Despite Nineveh being one of Iraq’s most fertile regions, producing much of the country’s grain and fresh produce, the region’s farmers face challenges in relying on agriculture to sustain their livelihoods. Food insecurity rates are high. Inadequate policies, the dry climate, urbanisation, demographic engineering, land disputes and remaining security issues prevent farmers from making a living from agricultural work alone. In the period 2014-2017, agricultural infrastructure was damaged as a result of the fighting to expel IS from Nineveh. The group destroyed land, infrastructure and resources as they retreated – reducing Iraq’s agriculture capacity by around 40 percent in the process. Despite efforts to replenish supplies and livestock and rebuild infrastructure, farmers returning to the Plains have yet to reach pre-IS production levels and unemployment remains high. Therefore, farmers in Nineveh tend to engage in additional economic activities just to stay afloat, such as shopkeeping, basic trade and taxi driving.
Such agricultural challenges have also increased rural poverty and inequality compared with urban areas. Rural returnees rely heavily on business, agriculture/farming and husbandry, urban returnees rely more on public employment and assistance from international or local non-governmental organisations (NGOs). As more of the latter is available than of the former, this further incentivises farmers to discard their lands and resettle in urban areas.
Largescale corruption is diverting reconstruction funds and disincentivising engagement from the international community. The armed struggle against IS has been transformed into a political struggle between PMF groups, local authorities and political parties over reconstruction funds. The respective governors of Nineveh have been accused by the local population of largescale embezzlement of humanitarian aid aimed at supporting the return of migrants and reducing vulnerability. Large-scale corruption – in addition to the presence of a fragmented security architecture – also makes it more difficult for international and local non-governmental organisations (NGOs) to set up aid programmes. Interviews with (I)NGOs working in the region underlined these challenges, indicating that access is limited and often disrupted, forcing them to work undercover or through informal channels (through the PMF, for example) to get things done.

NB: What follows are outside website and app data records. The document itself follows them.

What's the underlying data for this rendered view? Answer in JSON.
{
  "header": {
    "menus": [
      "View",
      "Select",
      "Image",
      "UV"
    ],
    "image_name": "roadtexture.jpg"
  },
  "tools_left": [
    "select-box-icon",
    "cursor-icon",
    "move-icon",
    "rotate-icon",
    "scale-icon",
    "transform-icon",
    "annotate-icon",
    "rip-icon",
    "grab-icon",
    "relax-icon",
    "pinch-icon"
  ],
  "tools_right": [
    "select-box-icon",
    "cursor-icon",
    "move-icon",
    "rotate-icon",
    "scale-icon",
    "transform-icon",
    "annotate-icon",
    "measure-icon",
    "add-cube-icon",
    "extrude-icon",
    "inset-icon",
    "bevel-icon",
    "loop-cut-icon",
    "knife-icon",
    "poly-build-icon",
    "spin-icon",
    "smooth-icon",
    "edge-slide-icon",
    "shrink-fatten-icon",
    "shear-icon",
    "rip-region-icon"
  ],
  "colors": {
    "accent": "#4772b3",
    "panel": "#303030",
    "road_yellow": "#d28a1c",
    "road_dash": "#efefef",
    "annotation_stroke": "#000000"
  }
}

Sectarianism, armed groups and extremism are beginning to change the identity and heritage of the Plains, making non-Muslim minorities feel less welcome and lessening their safety if they decide to return. Many Christians and Assyrians are frightened of the possibility that IS will return and are fearful of living in towns adjacent to Arab Sunnis (see Figure 6). Respondents signalled that corruption prompts security forces to sell housing permits to ‘strangers’, often families associated to IS. In addition, non-Muslim minorities in the Plain are concerned about the rural to urban displacement of Shia Shabaks, as these now wield greater influence and control over Christian and Assyrian areas in Tel Kaif and Hamdaniya respectively (see Figure 6). However, low rates of return and high rates of immigration have left newly reconstructed houses and empty plots of land vacant for Shia Shabak. Shabaks prefer to move into Christian neighbourhoods – or town centres – where they have opened up shops and bought land and properties, benefiting from better employment and public services such as healthcare and education.
Several non-Muslim interviewees compared this to Saddam’s Arabization campaign when Iraqi authorities forcibly expelled Nineveh Plains residents from their homes and moved Arabs in from elsewhere in Iraq. Nineveh Plains residents, however, disagree on whether the demographic change occurring in the area is forced or not. Shabak respondents claim it is voluntary and underline freedom of movement in their native district. Christians label it as demographic change by stealth that slowly transforms the Plains.
Source: Produced by the authors based on interview data by district.